**ACTION ITEM**
Find the lines below holding the word "this" and copy each of them.

Stored entries:
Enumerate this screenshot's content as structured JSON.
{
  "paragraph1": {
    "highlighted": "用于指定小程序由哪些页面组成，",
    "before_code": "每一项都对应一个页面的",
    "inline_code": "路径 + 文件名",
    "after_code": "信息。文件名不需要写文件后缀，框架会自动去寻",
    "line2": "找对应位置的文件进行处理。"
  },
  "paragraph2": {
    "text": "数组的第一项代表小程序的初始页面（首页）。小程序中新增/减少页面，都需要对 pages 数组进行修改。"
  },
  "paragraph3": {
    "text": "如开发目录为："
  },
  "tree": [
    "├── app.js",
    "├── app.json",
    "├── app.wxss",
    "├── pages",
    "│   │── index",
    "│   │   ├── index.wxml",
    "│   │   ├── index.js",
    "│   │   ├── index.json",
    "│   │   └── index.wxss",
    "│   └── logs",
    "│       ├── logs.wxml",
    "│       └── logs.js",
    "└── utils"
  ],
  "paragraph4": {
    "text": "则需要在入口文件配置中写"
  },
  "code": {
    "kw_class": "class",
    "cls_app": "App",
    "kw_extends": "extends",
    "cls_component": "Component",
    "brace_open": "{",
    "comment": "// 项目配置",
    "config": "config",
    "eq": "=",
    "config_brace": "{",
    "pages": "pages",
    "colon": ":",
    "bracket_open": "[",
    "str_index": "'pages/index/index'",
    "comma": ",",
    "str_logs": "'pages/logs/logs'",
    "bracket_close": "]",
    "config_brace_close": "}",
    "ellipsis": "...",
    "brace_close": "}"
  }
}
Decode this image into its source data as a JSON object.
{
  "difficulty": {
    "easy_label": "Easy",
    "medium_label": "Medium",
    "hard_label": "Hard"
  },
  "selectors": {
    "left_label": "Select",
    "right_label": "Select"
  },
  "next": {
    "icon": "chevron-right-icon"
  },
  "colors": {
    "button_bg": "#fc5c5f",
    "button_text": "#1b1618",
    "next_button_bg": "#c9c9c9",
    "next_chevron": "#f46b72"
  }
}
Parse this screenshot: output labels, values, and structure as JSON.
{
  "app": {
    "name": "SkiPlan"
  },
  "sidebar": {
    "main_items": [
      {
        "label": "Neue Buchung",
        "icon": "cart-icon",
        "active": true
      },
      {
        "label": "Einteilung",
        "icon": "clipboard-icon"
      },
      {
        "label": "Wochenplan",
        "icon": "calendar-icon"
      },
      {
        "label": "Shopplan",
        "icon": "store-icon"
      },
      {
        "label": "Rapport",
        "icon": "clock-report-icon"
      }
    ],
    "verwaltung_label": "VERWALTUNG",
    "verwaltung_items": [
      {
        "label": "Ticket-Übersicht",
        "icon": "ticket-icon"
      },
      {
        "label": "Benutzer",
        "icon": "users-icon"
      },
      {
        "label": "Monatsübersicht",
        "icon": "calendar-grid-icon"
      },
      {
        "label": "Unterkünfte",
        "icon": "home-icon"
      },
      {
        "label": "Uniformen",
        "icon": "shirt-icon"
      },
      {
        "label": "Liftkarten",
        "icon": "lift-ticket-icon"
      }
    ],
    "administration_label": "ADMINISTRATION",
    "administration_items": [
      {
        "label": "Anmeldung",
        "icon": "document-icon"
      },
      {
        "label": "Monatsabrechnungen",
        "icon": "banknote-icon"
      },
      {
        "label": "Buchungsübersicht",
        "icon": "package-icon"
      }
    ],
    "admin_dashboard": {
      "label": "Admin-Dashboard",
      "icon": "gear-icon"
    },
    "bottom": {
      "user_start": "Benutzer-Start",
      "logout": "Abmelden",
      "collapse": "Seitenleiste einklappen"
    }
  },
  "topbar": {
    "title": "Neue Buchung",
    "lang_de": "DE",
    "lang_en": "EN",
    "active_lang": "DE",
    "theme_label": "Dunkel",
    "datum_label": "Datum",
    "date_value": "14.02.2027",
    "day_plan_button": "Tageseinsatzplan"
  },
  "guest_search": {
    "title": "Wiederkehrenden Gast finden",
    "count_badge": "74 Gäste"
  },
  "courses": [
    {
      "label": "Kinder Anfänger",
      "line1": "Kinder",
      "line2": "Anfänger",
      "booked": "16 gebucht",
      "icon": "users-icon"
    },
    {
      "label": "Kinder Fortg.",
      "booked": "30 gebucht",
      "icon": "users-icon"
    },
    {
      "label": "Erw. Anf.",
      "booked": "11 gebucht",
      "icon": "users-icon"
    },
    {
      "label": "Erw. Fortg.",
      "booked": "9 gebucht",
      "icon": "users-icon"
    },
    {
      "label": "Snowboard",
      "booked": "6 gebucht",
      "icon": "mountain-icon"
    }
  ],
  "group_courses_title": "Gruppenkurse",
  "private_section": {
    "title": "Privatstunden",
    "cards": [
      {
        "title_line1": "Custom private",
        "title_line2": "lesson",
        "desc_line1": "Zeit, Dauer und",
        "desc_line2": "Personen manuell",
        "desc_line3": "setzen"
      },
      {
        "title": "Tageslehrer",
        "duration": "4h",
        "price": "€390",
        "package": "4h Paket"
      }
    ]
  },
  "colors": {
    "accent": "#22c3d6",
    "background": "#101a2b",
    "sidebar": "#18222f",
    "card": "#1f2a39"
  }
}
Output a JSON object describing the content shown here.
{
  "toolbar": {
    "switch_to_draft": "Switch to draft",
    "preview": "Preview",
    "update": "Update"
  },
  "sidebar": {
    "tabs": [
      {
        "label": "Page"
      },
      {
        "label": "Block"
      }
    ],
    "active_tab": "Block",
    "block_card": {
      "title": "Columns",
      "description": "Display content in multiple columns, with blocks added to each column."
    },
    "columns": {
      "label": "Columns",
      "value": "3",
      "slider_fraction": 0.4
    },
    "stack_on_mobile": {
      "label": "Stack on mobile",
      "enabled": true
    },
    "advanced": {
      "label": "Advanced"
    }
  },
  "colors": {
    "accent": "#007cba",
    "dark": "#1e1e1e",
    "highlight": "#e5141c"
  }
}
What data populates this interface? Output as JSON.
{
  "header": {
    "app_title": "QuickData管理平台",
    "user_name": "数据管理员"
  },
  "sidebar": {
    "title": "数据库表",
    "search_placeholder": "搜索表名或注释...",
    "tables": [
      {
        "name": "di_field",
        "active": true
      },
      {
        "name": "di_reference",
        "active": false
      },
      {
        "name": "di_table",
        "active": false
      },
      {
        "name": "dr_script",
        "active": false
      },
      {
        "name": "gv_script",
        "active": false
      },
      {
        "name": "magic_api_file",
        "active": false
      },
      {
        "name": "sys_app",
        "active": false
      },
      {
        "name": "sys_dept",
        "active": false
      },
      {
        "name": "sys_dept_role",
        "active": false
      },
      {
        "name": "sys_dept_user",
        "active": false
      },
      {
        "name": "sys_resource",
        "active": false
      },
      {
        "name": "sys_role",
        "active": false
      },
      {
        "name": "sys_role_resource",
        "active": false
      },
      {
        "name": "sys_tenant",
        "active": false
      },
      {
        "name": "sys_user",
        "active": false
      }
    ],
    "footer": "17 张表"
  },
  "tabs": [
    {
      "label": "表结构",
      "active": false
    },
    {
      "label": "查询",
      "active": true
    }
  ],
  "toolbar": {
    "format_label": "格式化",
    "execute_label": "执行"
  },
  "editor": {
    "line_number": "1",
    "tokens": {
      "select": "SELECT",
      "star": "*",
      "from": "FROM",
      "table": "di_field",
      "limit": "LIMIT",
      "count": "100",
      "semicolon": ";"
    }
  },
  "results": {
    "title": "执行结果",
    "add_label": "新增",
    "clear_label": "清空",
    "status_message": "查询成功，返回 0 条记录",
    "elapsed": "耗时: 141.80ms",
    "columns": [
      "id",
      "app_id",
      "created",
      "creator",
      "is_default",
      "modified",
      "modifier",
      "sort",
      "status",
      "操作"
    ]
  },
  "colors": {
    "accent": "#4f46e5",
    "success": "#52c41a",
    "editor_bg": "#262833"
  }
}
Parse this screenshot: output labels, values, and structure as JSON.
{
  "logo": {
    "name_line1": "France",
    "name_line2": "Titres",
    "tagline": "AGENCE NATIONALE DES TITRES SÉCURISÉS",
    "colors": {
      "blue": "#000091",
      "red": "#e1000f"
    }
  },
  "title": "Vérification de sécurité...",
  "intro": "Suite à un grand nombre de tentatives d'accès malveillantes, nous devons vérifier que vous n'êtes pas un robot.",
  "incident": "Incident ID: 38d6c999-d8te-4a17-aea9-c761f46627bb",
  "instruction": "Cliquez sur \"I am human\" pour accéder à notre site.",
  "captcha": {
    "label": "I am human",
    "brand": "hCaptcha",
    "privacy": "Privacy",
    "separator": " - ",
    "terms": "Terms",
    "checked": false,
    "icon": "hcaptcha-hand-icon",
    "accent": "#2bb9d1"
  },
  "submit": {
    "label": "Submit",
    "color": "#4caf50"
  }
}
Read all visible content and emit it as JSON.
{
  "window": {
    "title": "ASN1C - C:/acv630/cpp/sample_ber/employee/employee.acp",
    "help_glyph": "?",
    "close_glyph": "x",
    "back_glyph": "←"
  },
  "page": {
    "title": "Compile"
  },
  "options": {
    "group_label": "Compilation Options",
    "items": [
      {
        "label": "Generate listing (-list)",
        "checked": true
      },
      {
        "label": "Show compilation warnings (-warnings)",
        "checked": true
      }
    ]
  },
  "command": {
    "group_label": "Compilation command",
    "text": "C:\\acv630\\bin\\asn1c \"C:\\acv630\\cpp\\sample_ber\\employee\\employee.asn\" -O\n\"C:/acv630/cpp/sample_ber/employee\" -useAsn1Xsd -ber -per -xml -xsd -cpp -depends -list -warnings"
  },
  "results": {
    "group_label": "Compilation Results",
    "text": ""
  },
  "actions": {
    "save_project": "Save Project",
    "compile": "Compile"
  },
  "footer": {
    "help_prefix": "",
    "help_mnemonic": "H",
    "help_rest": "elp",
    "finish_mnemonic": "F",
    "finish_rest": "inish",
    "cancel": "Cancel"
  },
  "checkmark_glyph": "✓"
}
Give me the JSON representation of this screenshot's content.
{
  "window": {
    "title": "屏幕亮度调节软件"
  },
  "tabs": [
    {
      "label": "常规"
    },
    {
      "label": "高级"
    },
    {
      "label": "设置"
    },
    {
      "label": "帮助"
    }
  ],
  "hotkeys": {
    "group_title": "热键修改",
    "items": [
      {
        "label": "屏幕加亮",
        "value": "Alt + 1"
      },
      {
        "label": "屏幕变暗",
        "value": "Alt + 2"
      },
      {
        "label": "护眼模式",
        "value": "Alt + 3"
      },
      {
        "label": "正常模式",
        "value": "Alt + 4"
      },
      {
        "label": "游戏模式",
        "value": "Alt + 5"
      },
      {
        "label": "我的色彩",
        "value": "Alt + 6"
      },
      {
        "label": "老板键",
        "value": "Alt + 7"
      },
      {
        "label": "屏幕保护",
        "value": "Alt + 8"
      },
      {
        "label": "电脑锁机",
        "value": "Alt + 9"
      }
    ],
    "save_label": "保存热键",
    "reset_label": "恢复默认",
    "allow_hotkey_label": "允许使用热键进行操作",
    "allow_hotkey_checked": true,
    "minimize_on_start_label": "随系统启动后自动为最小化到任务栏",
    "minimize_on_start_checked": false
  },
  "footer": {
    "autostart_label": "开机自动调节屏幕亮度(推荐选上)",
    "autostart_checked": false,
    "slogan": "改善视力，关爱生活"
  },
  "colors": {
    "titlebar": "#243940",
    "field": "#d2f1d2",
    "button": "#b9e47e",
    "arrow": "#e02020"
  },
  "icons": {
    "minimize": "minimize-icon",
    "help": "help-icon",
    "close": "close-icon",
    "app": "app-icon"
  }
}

**TASK OUTPUT**
Enumerate this screenshot's content as structured JSON.
Decode this image into its source data as a JSON object.
Parse this screenshot: output labels, values, and structure as JSON.
What data populates this interface? Output as JSON.
Parse this screenshot: output labels, values, and structure as JSON.
Give me the JSON representation of this screenshot's content.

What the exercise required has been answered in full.